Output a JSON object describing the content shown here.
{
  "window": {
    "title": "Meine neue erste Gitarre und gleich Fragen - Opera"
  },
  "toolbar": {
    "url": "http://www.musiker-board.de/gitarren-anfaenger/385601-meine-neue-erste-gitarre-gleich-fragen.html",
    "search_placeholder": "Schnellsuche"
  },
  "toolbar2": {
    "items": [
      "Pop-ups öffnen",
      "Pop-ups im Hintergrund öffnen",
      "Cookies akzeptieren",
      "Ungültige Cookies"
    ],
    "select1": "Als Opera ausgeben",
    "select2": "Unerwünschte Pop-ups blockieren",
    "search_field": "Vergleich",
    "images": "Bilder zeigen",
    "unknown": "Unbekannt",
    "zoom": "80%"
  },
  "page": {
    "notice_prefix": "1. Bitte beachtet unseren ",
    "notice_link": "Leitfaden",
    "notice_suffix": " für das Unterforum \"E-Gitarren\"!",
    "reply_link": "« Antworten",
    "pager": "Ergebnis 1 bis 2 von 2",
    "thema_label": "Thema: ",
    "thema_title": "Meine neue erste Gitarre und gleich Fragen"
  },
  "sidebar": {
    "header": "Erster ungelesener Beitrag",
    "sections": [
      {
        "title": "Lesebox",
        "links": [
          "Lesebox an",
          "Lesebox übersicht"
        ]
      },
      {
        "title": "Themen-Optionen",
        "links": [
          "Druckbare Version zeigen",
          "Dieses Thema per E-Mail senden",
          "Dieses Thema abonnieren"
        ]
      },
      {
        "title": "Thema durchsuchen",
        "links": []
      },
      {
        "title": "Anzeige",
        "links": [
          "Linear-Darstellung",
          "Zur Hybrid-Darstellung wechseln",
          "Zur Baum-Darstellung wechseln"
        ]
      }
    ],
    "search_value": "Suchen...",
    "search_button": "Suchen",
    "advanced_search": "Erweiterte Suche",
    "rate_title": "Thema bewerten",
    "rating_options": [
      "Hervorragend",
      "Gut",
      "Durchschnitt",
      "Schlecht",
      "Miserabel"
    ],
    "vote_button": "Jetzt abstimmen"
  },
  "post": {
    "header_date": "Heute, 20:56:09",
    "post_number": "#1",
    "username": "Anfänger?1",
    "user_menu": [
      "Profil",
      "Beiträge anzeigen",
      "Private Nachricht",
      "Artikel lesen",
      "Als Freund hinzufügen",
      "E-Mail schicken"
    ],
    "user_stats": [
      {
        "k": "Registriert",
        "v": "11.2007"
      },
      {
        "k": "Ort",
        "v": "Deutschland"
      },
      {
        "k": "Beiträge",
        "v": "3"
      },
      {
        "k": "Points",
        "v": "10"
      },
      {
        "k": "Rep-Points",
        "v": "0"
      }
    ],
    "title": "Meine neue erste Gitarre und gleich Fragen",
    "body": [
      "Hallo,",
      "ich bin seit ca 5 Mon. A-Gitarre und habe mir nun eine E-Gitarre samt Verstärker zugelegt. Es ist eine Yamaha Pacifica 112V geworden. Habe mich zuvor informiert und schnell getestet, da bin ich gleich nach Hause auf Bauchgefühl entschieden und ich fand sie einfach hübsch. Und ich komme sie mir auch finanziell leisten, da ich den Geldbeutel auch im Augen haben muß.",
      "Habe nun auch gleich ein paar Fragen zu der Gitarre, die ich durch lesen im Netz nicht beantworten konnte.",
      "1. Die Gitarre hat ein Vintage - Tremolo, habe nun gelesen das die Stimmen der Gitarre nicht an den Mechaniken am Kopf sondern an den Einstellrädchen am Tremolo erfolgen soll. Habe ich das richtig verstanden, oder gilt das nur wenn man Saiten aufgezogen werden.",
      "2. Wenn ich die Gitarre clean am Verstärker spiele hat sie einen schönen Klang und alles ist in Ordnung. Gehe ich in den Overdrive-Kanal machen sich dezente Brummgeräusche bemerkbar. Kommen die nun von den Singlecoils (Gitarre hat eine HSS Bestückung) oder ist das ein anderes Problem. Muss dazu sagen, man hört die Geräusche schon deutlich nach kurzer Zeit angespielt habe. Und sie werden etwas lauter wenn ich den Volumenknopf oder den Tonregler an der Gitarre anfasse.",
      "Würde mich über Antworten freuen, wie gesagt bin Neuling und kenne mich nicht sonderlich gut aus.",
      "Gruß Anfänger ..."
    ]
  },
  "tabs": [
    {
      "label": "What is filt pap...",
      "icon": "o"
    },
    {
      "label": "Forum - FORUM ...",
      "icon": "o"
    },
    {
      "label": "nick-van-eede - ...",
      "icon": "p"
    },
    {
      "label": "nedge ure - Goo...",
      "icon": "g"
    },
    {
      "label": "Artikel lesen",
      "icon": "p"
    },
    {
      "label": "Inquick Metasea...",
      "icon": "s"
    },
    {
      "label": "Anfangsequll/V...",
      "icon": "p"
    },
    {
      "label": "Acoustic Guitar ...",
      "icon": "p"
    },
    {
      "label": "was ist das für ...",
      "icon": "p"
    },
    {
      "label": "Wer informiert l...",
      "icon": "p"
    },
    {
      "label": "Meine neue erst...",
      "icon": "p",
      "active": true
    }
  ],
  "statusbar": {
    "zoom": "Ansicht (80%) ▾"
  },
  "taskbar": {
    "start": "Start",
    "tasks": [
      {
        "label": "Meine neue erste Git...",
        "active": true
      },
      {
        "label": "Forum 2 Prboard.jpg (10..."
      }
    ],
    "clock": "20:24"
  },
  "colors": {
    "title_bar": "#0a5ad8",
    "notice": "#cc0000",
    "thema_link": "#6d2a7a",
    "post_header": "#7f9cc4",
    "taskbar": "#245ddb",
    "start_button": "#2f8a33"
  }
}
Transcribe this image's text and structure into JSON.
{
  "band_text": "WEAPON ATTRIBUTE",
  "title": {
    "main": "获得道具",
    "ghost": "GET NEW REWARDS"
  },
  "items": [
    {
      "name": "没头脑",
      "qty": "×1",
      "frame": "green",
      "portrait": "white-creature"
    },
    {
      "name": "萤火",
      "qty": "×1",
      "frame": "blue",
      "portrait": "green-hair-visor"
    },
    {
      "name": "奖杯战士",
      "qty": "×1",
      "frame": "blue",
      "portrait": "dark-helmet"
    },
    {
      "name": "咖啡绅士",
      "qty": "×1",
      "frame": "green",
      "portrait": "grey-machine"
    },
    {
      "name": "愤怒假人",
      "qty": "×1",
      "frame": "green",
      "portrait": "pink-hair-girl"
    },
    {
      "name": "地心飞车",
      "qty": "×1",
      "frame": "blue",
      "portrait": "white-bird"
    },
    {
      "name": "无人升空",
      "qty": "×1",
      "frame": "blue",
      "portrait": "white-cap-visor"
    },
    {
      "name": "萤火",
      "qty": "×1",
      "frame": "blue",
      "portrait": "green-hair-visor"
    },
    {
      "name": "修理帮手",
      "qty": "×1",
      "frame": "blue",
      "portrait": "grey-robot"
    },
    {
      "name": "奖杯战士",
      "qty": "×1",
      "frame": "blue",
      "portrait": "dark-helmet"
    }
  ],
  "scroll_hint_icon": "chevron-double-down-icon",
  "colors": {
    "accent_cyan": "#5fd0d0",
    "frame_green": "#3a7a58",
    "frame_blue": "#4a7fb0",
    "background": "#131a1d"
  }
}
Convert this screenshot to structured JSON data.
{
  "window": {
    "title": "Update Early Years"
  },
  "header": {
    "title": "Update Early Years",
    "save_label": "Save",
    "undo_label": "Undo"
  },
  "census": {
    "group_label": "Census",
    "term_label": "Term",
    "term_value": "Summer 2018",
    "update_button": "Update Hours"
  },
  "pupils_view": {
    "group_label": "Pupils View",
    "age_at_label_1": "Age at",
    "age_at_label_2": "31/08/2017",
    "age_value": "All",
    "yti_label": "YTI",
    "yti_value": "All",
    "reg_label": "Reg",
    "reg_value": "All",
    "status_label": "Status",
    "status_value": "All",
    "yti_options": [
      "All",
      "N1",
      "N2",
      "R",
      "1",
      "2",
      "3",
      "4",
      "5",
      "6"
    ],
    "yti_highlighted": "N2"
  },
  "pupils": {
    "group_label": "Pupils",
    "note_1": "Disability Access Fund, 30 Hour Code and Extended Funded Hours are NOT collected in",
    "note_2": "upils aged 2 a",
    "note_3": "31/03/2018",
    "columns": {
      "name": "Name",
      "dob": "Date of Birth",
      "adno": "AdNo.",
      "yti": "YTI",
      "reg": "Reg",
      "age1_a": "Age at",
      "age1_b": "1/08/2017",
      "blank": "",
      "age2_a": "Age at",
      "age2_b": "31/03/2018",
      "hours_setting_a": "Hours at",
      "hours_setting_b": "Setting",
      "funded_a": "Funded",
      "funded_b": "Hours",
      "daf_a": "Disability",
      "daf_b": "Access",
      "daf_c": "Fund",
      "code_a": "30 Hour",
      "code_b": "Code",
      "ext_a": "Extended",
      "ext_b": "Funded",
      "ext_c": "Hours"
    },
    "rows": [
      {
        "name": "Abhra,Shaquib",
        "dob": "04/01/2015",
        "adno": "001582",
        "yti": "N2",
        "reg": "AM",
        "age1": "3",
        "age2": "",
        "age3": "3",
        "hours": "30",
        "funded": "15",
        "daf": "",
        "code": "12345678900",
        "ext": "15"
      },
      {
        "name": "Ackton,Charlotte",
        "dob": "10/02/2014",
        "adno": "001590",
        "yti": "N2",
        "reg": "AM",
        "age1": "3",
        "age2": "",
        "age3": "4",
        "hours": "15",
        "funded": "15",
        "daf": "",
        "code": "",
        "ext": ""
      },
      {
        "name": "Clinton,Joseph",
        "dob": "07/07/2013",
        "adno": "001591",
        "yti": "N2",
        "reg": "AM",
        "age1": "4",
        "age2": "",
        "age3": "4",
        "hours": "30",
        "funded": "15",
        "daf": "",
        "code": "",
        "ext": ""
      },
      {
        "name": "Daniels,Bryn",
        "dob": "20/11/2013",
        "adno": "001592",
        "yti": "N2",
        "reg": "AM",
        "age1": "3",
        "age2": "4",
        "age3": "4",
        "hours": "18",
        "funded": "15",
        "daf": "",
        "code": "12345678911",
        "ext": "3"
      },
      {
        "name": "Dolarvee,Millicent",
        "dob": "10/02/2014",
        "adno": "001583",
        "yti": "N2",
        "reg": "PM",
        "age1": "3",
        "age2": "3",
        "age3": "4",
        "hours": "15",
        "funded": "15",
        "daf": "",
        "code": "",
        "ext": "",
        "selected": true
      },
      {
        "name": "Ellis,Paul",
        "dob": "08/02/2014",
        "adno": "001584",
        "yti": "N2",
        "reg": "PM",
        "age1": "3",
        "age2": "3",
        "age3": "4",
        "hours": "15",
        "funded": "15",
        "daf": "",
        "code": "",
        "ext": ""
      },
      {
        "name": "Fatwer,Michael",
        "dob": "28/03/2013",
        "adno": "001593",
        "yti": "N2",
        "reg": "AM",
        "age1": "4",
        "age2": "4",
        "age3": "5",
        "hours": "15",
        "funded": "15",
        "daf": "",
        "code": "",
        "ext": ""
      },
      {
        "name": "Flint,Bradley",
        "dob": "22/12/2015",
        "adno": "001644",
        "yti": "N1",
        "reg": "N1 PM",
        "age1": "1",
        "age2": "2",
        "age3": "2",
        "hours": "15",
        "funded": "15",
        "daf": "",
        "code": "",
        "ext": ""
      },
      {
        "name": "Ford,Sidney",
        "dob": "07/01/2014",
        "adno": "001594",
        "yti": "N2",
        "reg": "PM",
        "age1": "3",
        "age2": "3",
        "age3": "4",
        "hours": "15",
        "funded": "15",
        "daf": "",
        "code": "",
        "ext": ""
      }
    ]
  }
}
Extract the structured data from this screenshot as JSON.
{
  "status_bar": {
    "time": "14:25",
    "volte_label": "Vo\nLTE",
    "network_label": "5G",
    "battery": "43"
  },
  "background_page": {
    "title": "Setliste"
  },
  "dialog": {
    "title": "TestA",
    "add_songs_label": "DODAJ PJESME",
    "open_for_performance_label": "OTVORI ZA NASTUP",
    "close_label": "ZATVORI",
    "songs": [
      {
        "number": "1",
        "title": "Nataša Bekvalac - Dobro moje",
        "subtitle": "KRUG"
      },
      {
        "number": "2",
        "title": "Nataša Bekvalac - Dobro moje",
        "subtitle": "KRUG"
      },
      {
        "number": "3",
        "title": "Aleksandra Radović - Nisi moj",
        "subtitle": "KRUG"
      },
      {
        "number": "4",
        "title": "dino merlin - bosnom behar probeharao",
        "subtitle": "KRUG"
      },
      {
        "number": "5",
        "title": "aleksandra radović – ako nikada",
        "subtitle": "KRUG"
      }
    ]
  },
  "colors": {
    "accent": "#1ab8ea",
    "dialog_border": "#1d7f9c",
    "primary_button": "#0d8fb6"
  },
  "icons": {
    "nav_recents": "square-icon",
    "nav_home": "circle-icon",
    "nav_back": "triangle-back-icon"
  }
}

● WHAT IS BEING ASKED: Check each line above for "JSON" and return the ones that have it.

● EXERCISE RESULT:
Output a JSON object describing the content shown here.
Transcribe this image's text and structure into JSON.
Convert this screenshot to structured JSON data.
Extract the structured data from this screenshot as JSON.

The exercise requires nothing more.